Exquisitely crafted miniatures
JANE Austen has been one of the great “sleepers” of English literature, that is one of the great unexpected successes. Her latest recognition is her appearance on the new £10 bank note, now issued in plastic, complete with an apposite quotation: “I declare, after all, there is no enjoyment like reading.”
A reclusive spinster who never travelled far outside her home territory, let alone England, she wrote about matrimonial politics and the complicated decisions, dilemmas, self-deceptions and intrigues of romance.
Perhaps her most familiar and timeless quotation is the ironic opening of Pride and Prejudice (1813): “It is a truth universally acknowledged, that a handsome man endowed with a good fortune must be in need of a wife.”
She regarded her novels as pieces of embroidery, for they are exquisitely crafted miniatures undisturbed by the great political events of the time.
She rather observed the passions, sadness and hypocrisies of the provincial marriage market with shrewdness and humour. Although this market has proved extremely lucrative for less subtle writers, trading on sex and violence, her popularity has steadily increased.

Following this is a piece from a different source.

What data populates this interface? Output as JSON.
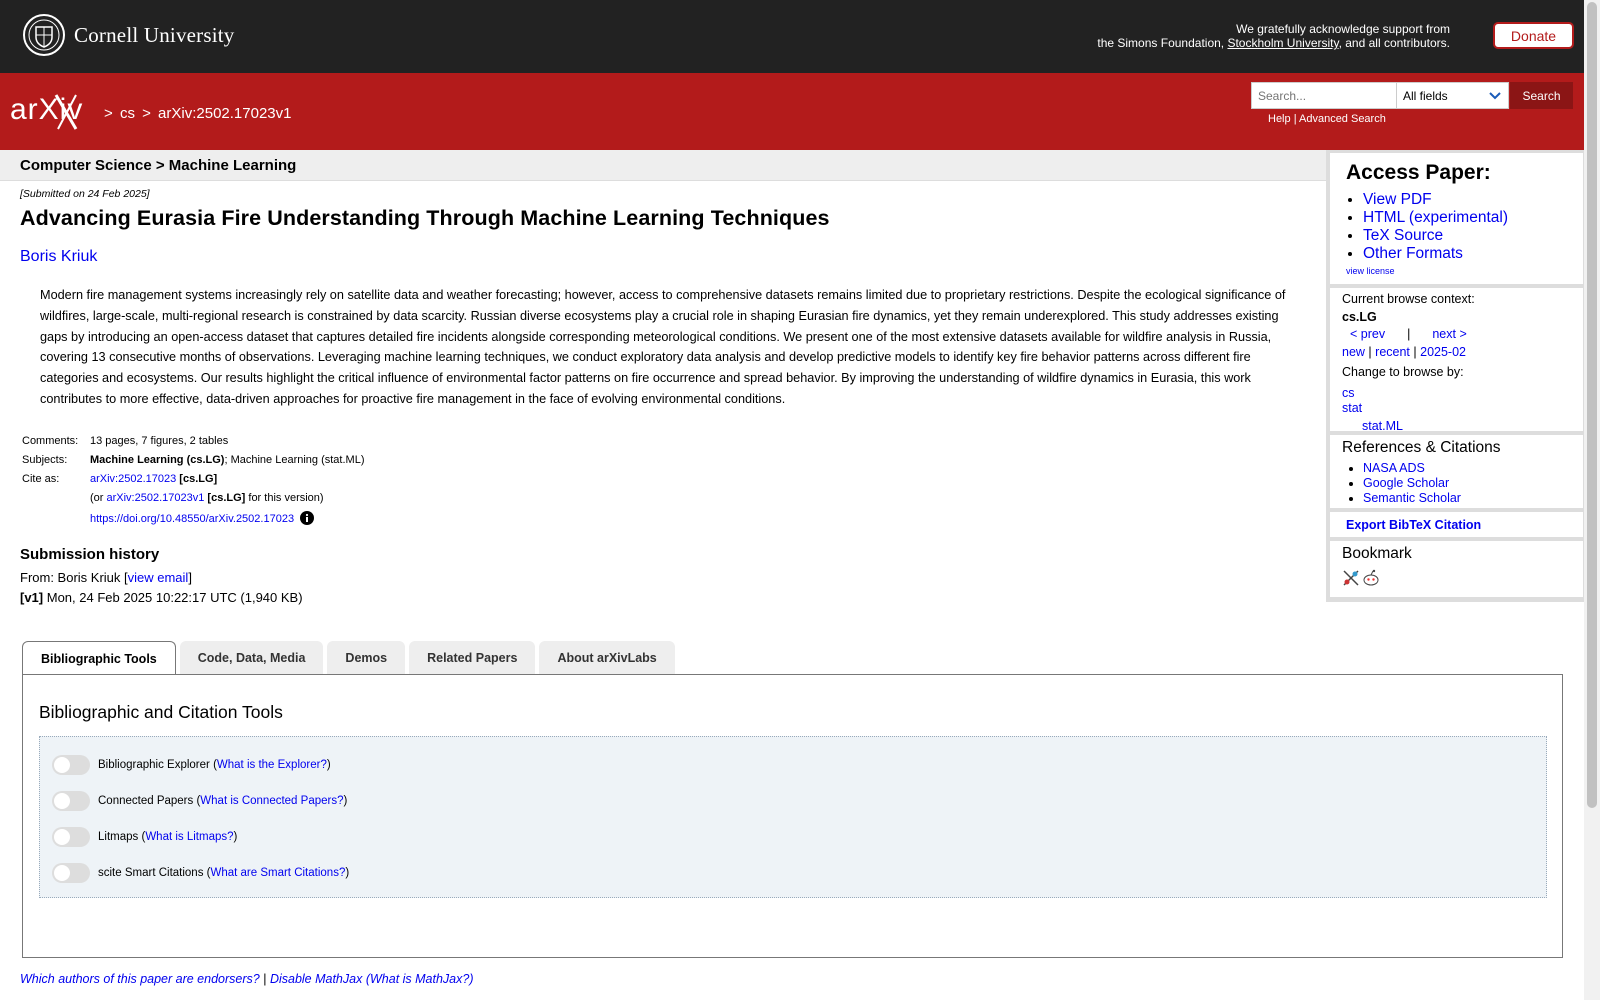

Her style has not dated in 200 years, nor have the sharpness of her insights, nor the wit of her dialogue.